BEDFORD - With prospective jurors waiting downstairs and his trial set to begin, John Gerholt ended nearly four years of defiance Tuesday by pleading no-contest to his estranged wife's 2008 murder.
The 11th-hour plea deal spared Gerholt's life.
The Mount Union man now faces a life sentence without parole for shooting 24-year-old Karen Gerholt in the parking lot outside an Everett fast food restaurant.
"I must be held accountable for my crimes," he said in court Tuesday.
Senior Judge Daniel Howsare issued the sentence within minutes of Gerholt's plea: Gerholt will die in a state prison with no chance of parole.
Prosecutors had initially sought the death penalty, dismissing defense attorneys' claims that Gerholt, 52, was mildly mentally retarded and therefore ineligible for execution.
Gerholt, flanked by attorneys, choked back tears and paused repeatedly to compose himself as he read his final statement before sentencing.
"I am truly sorry for taking your daughter from you.
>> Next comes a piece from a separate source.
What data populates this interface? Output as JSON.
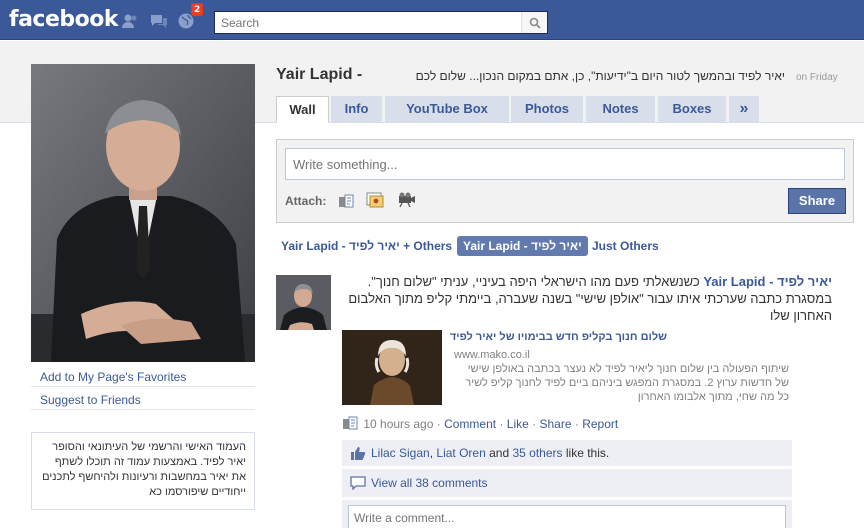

I wish there was some way I could bring her back," he said as Karen Gerholt's father and stepmother watched intently. "I truly did love her with all my heart and soul, and always will love her, no matter what."
Gerholt nodded quietly when asked if he understood the sentence.
Gerholt, who had two children with his estranged wife, waited with a freshly sawed-off 12-gauge shotgun outside the McDonald's where she worked on the afternoon of Nov. 9, 2008, Bedford County District Attorney Bill Higgins said in court Tuesday.
As she stood by her car, John Gerholt approached her and fired two rounds, one of which struck Karen Gerholt in the back, the DA said.
Police reported that the shot was fired from less than 3 feet away. Twenty-nine shotgun pellets were later found in her body, Higgins said.
Repeatedly calling the events "that horrifying day," Gerholt sobbed Tuesday as he thanked Karen Gerholt's relatives for taking care of their children.
"I just hope one day that my family can forgive me. If they don't, I will understand," he said.
Witnesses the day of the murder said John Gerholt removed his shirt and placed it over his wife's wound while apologizing to her. He maintained after his arrest that the gun had gone off accidentally.
Searching John Gerholt's truck, state police found a letter and a greeting card addressed to Karen Gerholt alongside a hacksaw and sandpaper used to shorten the shotgun's barrel.
"If he couldn't have her, nobody could," Higgins said Tuesday outside of court. Karen Gerholt had a protection-from-abuse order against her husband, which became one of the aggravating factors used to justify a death-penalty case.
Higgins said he was surprised by Gerholt's display of "genuine remorse," which he claimed hadn't been as visible in the years leading up to the trial.
"I expected that eventually he'd see reality," Higgins said.
In exchange for Gerholt's no-contest plea to murder, prosecutors canceled other charges including assault, terroristic threats and possession of a modified shotgun.
Offered a chance to speak before the court adjourned, Bess Lemin, Karen Gerholt's stepmother, tearfully noted that her grandchildren have gone nearly four years without their mother.
"Yeah, I know the Bible says to forgive. But you can't forget," Lemin said.
"It's going to be hard to forgive."